  • Output: That’s where you’re connecting the XLR that will go the either the audio interface’s input or the mixer’s. Your previous Unbalanced signal is now Balanced.
  • Battery Port: Where you place the 9v Battery that will be used on non phantom powered usages.

Example: How to record a guitar’s amplified signal and its clean copy, at the same time, with an audio interface

Here’s step by step on how to properly use a DI. It works just the same if you’re connecting a mixer instead of an interface.

  1. Connect your guitar to the DI Input (with a P10 TS cable)
  2. Connect the Link/Thru to the amplifier (with a P10 TS cable)
  3. Place a microphone in front of the amplifier’s cabinet and connect the Mic’s XLR output directly to the Interface Mic Input.
  4. Connect the DI’s Output on a second Mic Input on the interface. (with a XLR cable)
  5. Turn on the interface’s Phantom Power for the DI channel.
  6. Voilà! You’re ready to record

Important: If your interface has only one Phantom Power master switch for all channels, no problem. Dynamic microphones should be able to receive the power without any trouble. You should not do this if you’re using a ribbon microphone on the amp, as they might get fried with phantom power. Don’t do that unless you’re sure your ribbon mic supports phantom power! Condensers need phantom to work, so If your mic is a condenser and your interface has individual phantom power switches per channel, you should enable them for both the the Mic and the DI.

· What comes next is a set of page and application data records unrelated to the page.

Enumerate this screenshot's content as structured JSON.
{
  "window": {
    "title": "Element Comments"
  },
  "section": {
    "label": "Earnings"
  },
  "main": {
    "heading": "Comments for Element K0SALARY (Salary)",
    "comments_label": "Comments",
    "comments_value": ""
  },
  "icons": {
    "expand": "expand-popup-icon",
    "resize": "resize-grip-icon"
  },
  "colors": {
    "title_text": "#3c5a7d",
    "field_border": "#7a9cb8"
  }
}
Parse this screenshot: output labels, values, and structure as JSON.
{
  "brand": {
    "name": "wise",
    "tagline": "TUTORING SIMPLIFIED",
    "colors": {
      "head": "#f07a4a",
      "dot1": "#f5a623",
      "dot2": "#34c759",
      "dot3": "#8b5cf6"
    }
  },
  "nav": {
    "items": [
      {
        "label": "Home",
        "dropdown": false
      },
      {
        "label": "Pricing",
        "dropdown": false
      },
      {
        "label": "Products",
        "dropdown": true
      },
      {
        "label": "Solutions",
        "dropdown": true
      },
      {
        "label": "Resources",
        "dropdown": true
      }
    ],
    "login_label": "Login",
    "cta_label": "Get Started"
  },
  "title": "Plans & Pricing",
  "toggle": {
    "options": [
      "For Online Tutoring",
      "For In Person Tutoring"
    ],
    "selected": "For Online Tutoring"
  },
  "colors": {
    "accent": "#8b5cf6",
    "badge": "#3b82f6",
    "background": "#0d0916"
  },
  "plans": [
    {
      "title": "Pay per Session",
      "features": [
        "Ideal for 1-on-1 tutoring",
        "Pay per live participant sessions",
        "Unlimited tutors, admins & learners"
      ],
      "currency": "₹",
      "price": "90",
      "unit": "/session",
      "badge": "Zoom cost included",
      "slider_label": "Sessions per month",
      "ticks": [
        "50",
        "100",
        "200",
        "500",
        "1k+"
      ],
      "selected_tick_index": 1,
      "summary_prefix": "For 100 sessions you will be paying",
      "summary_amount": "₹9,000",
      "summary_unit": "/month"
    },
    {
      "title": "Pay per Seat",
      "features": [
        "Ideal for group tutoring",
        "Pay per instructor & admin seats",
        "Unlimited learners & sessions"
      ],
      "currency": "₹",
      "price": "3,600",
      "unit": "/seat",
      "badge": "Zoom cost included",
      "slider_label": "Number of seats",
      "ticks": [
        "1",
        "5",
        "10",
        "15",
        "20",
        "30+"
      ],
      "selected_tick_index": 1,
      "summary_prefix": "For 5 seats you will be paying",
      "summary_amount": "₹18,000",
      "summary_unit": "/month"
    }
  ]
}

In Conclusion

If you’re into audio, be it live or recorded, you might want to consider adding one or some DI Boxes to your toolbox. They’ll provide:

  • longer cable runs
  • better noise (interference) rejection
  • better interfacing with a wider array of audio equipment
  • extra features that might save the day (ground lift and pad for example)

These boxes are absolutely present in 100% of professional studios and stages around the world for a good reason. And they will definitely help on home studios as well. So do your research, find the one that better suits your needs and have a good session!